It’s a common-sense notion that society’s wealth shouldn’t be governed by ghosts. “Our Creator made the earth for the use of the living and not of the dead,” wrote Thomas Jefferson. (Also: “One generation of men cannot foreclose or burthen its use to another.”) But in our new age of inequality—the top 10 percent now own nearly 80 percent of all wealth—old concerns about wealth and inheritance are coming back from the dead.
Americans have, historically, had a simple approach to dealing with wealth after its holder dies: You can do whatever you want with your property, but not for very long. Rich people can disinherit children. They can put extreme conditions on how their successors can inherit, like requiring marriage. They can build monuments to themselves or give everything to their pets. But they can only do it so long. Eventually, time catches up with them and their estates dissolve.
Or at least that’s how it used to be. Remember that the dead can’t actually do any of this themselves because they are, in fact, dead. Instead, a trust is empowered to carry out the last wishes of the deceased. A trust is simply a legal entity that contains property; people tell a trust what they want to do, and the trust acts like a ghost, enforcing their wishes beyond the grave. But there’s a safeguard built in to prevent abuses: Trusts have been governed by something called the rule against perpetuities, which places a roughly 100-year limit on how long they can exist. This prevents people with no connection to the living world from putting restrictions on our country’s wealth.

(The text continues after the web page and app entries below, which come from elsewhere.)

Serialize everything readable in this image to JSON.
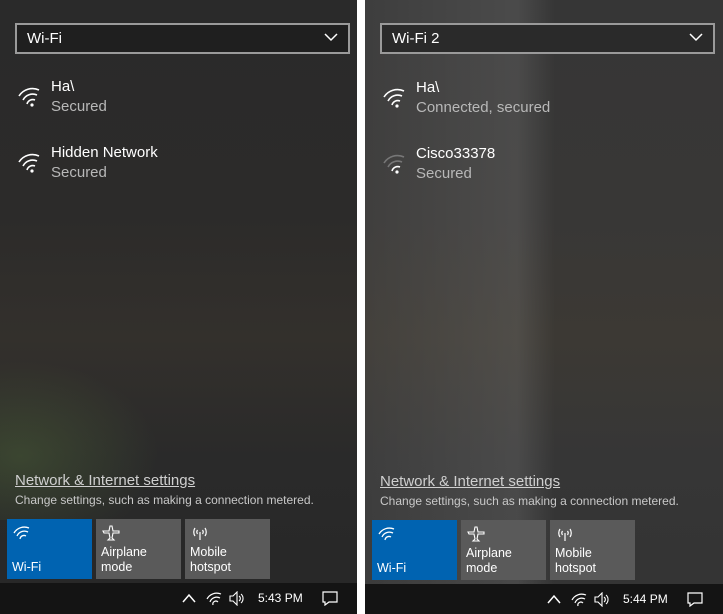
{
  "left": {
    "dropdown": {
      "value": "Wi-Fi"
    },
    "networks": [
      {
        "name": "Ha\\",
        "status": "Secured",
        "icon": "wifi-strong-icon"
      },
      {
        "name": "Hidden Network",
        "status": "Secured",
        "icon": "wifi-strong-icon"
      }
    ],
    "settings": {
      "link": "Network & Internet settings",
      "desc": "Change settings, such as making a connection metered."
    },
    "tiles": [
      {
        "label": "Wi-Fi",
        "icon": "wifi-icon",
        "active": true
      },
      {
        "label": "Airplane mode",
        "icon": "airplane-icon",
        "active": false
      },
      {
        "label": "Mobile\nhotspot",
        "icon": "hotspot-icon",
        "active": false
      }
    ],
    "taskbar": {
      "time": "5:43 PM"
    }
  },
  "right": {
    "dropdown": {
      "value": "Wi-Fi 2"
    },
    "networks": [
      {
        "name": "Ha\\",
        "status": "Connected, secured",
        "icon": "wifi-strong-icon"
      },
      {
        "name": "Cisco33378",
        "status": "Secured",
        "icon": "wifi-weak-icon"
      }
    ],
    "settings": {
      "link": "Network & Internet settings",
      "desc": "Change settings, such as making a connection metered."
    },
    "tiles": [
      {
        "label": "Wi-Fi",
        "icon": "wifi-icon",
        "active": true
      },
      {
        "label": "Airplane mode",
        "icon": "airplane-icon",
        "active": false
      },
      {
        "label": "Mobile\nhotspot",
        "icon": "hotspot-icon",
        "active": false
      }
    ],
    "taskbar": {
      "time": "5:44 PM"
    }
  },
  "colors": {
    "accent": "#0063b1",
    "tile": "#5a5a5a",
    "taskbar": "#141414"
  }
}
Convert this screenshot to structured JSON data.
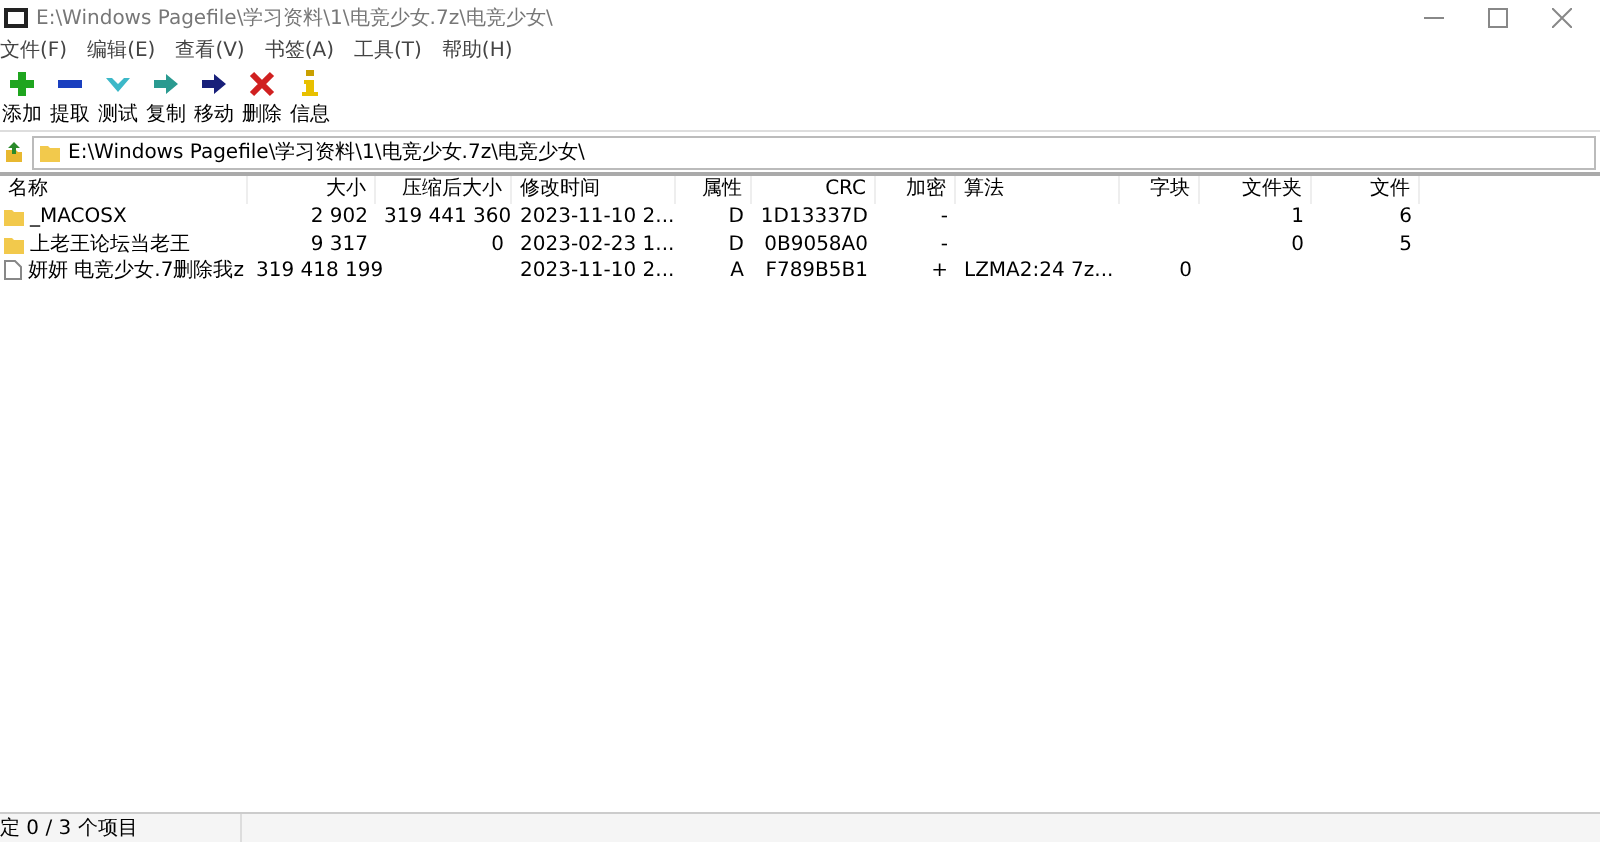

In recent years, the safeguard of time has been eroded. As the tax expert Ray D. Madoff documents in her 2010 book Immortality and the Law: The Rising Power of the American Dead, we are experiencing a rapid rise of dynasty trusts, which massively expand the power of the dead over the wealth of the living.
To take advantage of a change made to the tax code in the 1980s, states started to radically diminish or outright remove the rule against perpetuities in the 1990s. This resulted in a race to the bottom, with states competing to see which could most effectively restructure their laws to benefit the rich. By 2003, states weakening these rules received an estimated $100 billion in additional trust business. Now, 28 states allow trusts to live indefinitely, or nearly so, creating what are called perpetual dynasty trusts.
I learned today that the International Space Station should be visible in Britain during August. So I got hold of its state vectors, and ran it on my orbital simulation model. The video below is the 3D view of my location in Herefordshire from the ISS as it passes overhead at about 00:35 GMT (1:35 BST) on 4 Aug 2015. I’m hoping to be able to actually see it tonight out my window as it comes in from the west (if the cloud clears).
P.S. The sky was clear at the appointed time, and I could see lots of stars. But I didn’t see any space station. Perhaps it was too faint, or in the Earth’s shadow.